→ **How to complete this task**: Pull every line that includes the word "also" from the data.

→ **Supplied records**:

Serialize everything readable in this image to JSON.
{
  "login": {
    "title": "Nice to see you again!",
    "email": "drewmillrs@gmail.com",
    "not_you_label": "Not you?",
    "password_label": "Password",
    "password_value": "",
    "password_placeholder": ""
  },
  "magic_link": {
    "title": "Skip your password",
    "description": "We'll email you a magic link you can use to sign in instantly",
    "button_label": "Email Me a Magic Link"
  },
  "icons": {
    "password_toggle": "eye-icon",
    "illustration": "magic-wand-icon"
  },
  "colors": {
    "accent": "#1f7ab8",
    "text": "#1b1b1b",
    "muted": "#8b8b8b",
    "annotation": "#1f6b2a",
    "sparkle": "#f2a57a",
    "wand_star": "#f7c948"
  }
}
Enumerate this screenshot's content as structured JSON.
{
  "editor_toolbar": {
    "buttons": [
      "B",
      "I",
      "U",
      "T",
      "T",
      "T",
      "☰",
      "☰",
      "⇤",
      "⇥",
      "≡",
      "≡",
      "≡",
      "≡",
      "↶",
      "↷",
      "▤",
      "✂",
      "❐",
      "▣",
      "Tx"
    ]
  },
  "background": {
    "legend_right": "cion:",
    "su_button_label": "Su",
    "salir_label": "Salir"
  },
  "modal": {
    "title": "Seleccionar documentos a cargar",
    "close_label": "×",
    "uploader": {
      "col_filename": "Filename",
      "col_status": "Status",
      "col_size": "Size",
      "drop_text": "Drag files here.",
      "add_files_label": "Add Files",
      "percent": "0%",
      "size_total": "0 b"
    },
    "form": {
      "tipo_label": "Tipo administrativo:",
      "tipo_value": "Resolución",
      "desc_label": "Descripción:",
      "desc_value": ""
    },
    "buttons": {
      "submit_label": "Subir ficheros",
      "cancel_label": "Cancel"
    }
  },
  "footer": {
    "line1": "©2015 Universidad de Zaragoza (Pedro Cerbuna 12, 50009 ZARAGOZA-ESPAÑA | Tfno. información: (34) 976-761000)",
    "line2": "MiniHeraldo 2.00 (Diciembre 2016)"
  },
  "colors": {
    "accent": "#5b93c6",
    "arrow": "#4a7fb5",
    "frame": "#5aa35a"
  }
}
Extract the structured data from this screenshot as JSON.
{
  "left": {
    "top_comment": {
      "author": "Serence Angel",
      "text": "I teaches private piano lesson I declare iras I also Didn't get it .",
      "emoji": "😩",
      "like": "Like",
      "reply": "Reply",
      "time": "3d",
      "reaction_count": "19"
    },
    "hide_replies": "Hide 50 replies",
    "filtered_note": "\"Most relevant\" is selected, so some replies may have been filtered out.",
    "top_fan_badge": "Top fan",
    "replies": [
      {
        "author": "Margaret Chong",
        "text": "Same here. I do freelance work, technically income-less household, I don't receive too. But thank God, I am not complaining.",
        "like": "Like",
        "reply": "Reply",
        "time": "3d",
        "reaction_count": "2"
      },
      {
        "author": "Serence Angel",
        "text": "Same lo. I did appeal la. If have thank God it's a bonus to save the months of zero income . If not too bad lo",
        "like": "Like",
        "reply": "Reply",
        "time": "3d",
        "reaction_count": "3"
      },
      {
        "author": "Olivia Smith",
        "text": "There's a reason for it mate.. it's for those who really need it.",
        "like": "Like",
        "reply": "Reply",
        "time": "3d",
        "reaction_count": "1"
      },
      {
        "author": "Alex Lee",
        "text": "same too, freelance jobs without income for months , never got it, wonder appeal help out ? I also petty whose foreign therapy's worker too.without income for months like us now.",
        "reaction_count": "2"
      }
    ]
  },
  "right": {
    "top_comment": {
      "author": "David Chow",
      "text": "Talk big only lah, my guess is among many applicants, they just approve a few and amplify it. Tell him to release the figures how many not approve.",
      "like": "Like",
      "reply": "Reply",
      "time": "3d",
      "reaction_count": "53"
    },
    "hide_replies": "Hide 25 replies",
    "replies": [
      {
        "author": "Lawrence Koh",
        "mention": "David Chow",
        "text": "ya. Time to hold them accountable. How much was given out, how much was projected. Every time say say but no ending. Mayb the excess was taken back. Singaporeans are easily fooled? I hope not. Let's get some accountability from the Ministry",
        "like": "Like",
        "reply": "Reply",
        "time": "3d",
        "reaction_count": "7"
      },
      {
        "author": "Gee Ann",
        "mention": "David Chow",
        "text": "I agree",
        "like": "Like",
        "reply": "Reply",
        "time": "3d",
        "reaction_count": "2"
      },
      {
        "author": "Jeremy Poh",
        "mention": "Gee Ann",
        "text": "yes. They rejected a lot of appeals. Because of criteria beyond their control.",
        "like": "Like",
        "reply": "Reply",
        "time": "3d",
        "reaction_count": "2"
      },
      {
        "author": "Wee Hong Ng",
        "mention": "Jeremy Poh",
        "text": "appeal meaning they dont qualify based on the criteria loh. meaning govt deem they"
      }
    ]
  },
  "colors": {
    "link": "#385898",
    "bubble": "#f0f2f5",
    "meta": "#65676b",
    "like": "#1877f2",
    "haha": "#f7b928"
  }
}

→ **Output of the exercise**:
      "text": "I teaches private piano lesson I declare iras I also Didn't get it .",
        "text": "same too, freelance jobs without income for months , never got it, wonder appeal help out ? I also petty whose foreign therapy's worker too.without income for months like us now.",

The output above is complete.